Exercise prompt. Which lines of the listing below contain the word "content"? Return them.

Supplied data.

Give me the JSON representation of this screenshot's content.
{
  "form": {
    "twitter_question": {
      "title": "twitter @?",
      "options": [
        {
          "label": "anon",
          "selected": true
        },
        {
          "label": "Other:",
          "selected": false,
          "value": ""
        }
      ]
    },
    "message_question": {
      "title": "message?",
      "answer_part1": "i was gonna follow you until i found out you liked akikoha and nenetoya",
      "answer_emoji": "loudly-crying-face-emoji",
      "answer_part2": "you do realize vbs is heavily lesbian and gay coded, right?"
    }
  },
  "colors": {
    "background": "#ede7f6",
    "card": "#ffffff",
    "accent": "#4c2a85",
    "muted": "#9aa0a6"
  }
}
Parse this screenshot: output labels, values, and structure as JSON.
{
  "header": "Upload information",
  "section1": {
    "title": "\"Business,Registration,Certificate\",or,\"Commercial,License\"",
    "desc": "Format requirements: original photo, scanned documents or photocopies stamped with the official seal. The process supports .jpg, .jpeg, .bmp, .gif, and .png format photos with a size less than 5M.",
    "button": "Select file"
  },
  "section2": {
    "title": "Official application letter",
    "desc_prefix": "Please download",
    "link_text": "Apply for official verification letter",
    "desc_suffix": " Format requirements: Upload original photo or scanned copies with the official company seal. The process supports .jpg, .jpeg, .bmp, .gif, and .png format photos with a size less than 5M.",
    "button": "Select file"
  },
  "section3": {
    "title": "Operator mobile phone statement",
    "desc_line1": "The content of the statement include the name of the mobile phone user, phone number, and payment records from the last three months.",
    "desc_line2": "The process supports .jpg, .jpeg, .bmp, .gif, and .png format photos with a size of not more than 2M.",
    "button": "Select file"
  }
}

Expected answer.
Give me the JSON representation of this screenshot's content.
    "desc_line1": "The content of the statement include the name of the mobile phone user, phone number, and payment records from the last three months.",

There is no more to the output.